Boston Globe

In addition to the film's two extremely likable stars, the strong supporting cast features a who's who of rising African-American actors.
Full Review
75

Philadelphia Inquirer

By Carrie Rickey
A snappily fun Mantrap Movie, as films about husband-hunting gals are known, is that rare hybrid of romantic comedy and Super Bowl.
Full Review
63

Miami Herald

By Connie Ogle
The movie still manages to unearth laughs, some of them pretty big, especially once Shanté's program is under way.
Full Review
63

Chicago Sun-Times

By Roger Ebert
The movie does have charm and moments of humor, but what it doesn't have is romance.
Full Review
50

USA Today

By Claudia Puig
Women may appear a bit smarter here, but both sexes are portrayed as superficial and silly.
Full Review
50

San Francisco Chronicle

By Edward Guthmann
The best scenes are the ones that Fox shares with Tamala Jones, Wendy Raquel Robinson and the full-figured Monique as her sassy girlfriends. There's a ripe, crackling spontaneity when these women get together.
Full Review
42

Entertainment Weekly

By Lisa Schwarzbaum
Along comes Two Can Play That Game to demonstrate that antifeminist silliness is color-blind.
Full Review
38

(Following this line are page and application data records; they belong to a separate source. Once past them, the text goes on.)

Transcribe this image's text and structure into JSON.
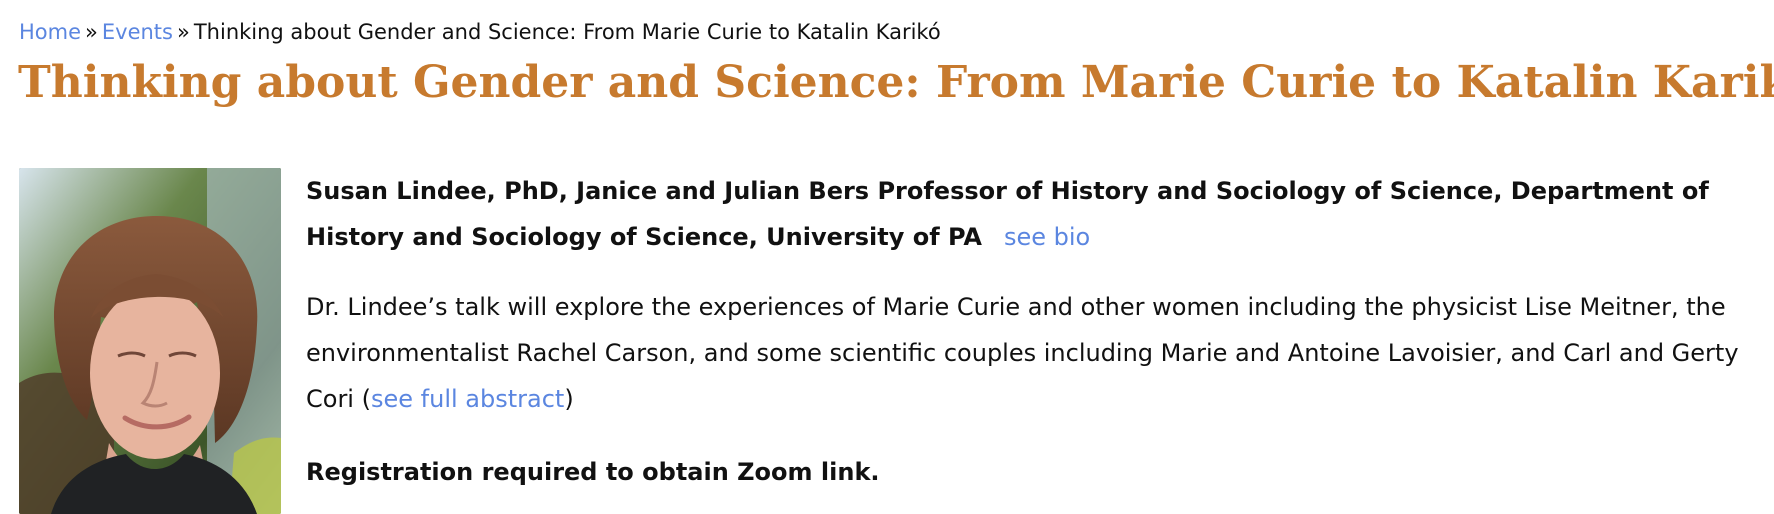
{
  "breadcrumb": {
    "home": "Home",
    "separator": "»",
    "events": "Events",
    "current": "Thinking about Gender and Science: From Marie Curie to Katalin Karikó"
  },
  "page": {
    "title": "Thinking about Gender and Science: From Marie Curie to Katalin Karikó"
  },
  "speaker": {
    "text": "Susan Lindee, PhD, Janice and Julian Bers Professor of History and Sociology of Science, Department of History and Sociology of Science, University of PA",
    "bio_link": "see bio"
  },
  "abstract": {
    "text": "Dr. Lindee’s talk will explore the experiences of Marie Curie and other women including the physicist Lise Meitner, the environmentalist Rachel Carson, and some scientific couples including Marie and Antoine Lavoisier, and Carl and Gerty Cori",
    "open_paren": "(",
    "link": "see full abstract",
    "close_paren": ")"
  },
  "registration": {
    "text": "Registration required to obtain Zoom link."
  },
  "colors": {
    "link": "#5b86e0",
    "title": "#c77a2e",
    "text": "#111111"
  },
  "icons": {
    "portrait": "speaker-photo"
  }
}
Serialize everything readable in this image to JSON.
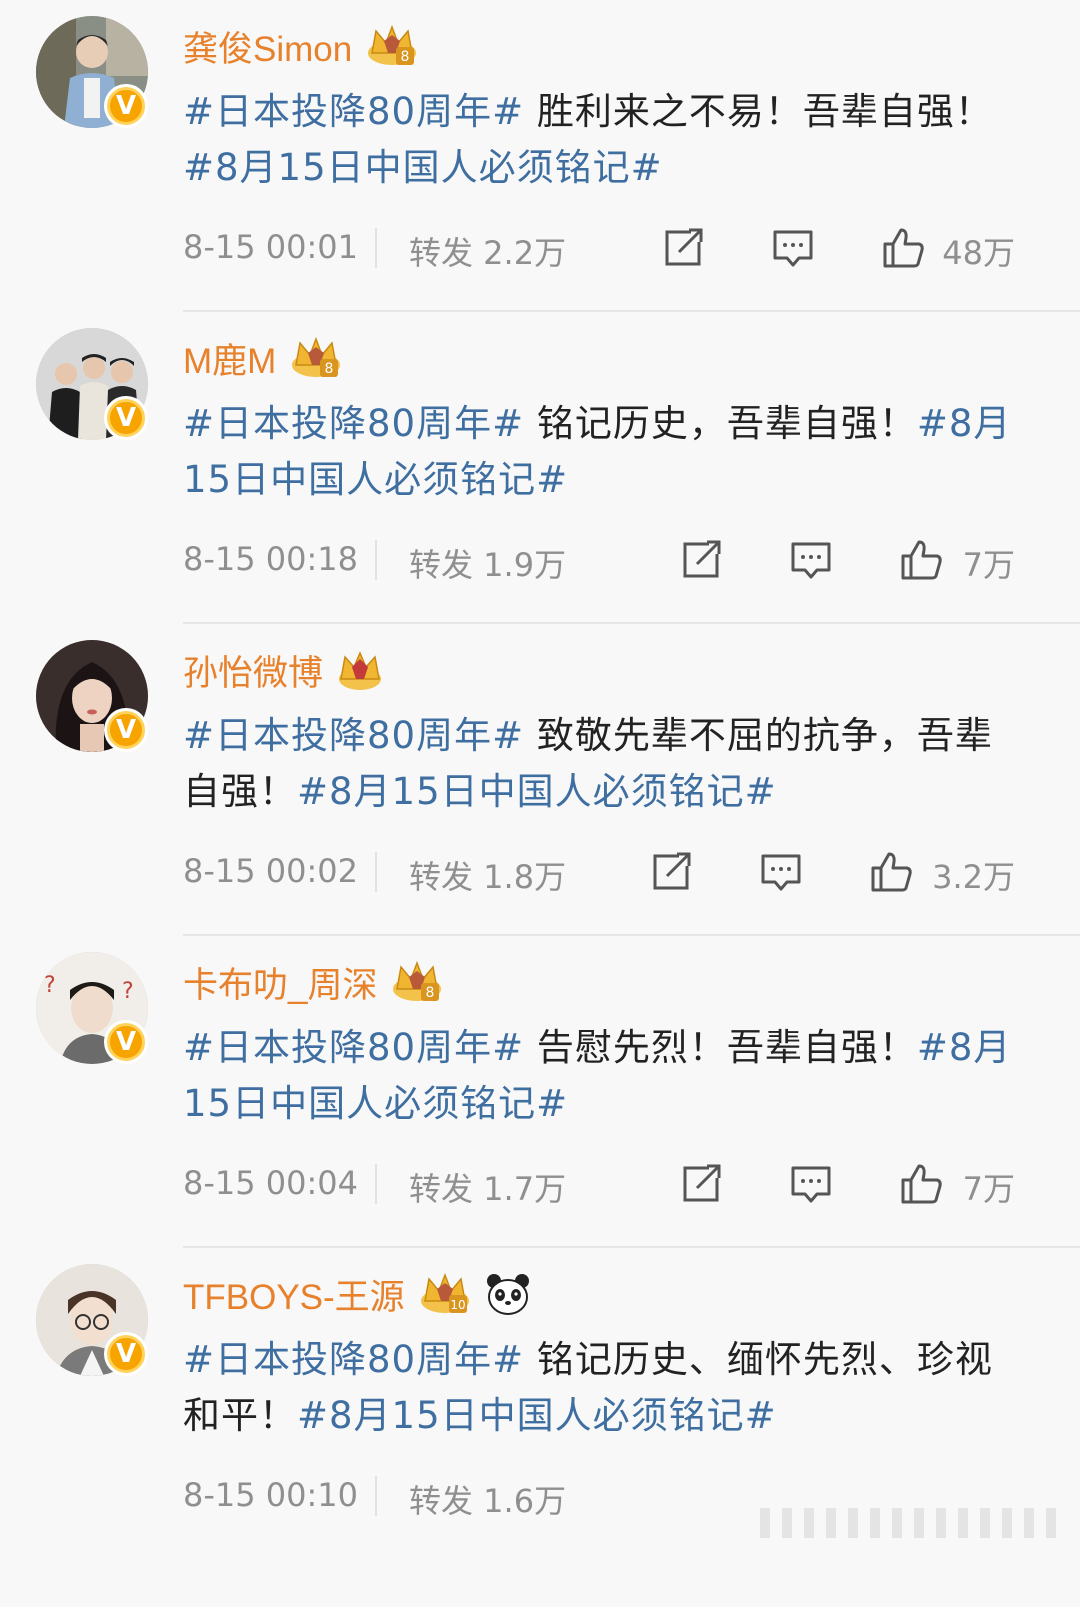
{
  "posts": [
    {
      "username": "龚俊Simon",
      "badge_icon": "crown-level-icon",
      "text_tag1": "#日本投降80周年#",
      "text_body": " 胜利来之不易！吾辈自强！",
      "text_tag2": "#8月15日中国人必须铭记#",
      "time": "8-15 00:01",
      "repost": "转发 2.2万",
      "likes": "48万",
      "verified": "V"
    },
    {
      "username": "M鹿M",
      "badge_icon": "crown-level-icon",
      "text_tag1": "#日本投降80周年#",
      "text_body": " 铭记历史，吾辈自强！",
      "text_tag2": "#8月15日中国人必须铭记#",
      "time": "8-15 00:18",
      "repost": "转发 1.9万",
      "likes": "7万",
      "verified": "V"
    },
    {
      "username": "孙怡微博",
      "badge_icon": "crown-icon",
      "text_tag1": "#日本投降80周年#",
      "text_body": " 致敬先辈不屈的抗争，吾辈自强！",
      "text_tag2": "#8月15日中国人必须铭记#",
      "time": "8-15 00:02",
      "repost": "转发 1.8万",
      "likes": "3.2万",
      "verified": "V"
    },
    {
      "username": "卡布叻_周深",
      "badge_icon": "crown-level-icon",
      "text_tag1": "#日本投降80周年#",
      "text_body": " 告慰先烈！吾辈自强！",
      "text_tag2": "#8月15日中国人必须铭记#",
      "time": "8-15 00:04",
      "repost": "转发 1.7万",
      "likes": "7万",
      "verified": "V"
    },
    {
      "username": "TFBOYS-王源",
      "badge_icon": "crown-level-icon",
      "extra_icon": "panda-icon",
      "text_tag1": "#日本投降80周年#",
      "text_body": " 铭记历史、缅怀先烈、珍视和平！",
      "text_tag2": "#8月15日中国人必须铭记#",
      "time": "8-15 00:10",
      "repost": "转发 1.6万",
      "verified": "V"
    }
  ],
  "icons": {
    "share": "share-icon",
    "comment": "comment-icon",
    "like": "thumbs-up-icon"
  },
  "colors": {
    "username": "#e7812b",
    "hashtag": "#3f6ea1",
    "meta": "#8f8f8f",
    "verified": "#f7a400",
    "background": "#f8f8f8"
  }
}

New York Post

By Lou Lumenick
The characters are so cartoonish, it's hard to care on any level -- except that it wastes such talented performers.
Full Review
38

New York Daily News

By Elizabeth Weitzman
Aside from the shamelessly promoted corporate sponsors, nobody emerges from this game a winner. But the biggest losers are the ones who paid good money to watch it.
Full Review
25

Chicago Tribune

By Loren King
Throws its obvious predecessor, "Waiting to Exhale," into relief, making that 1995 syrupy revenge fantasy look positively Shakespearean next to the moronic Two Can Play That Game.
Full Review
35 out of 100
Generally unfavorable reviews
Metascore® based on all critic reviews. Scores range from 0 to 100, with higher scores indicating more favorable reviews.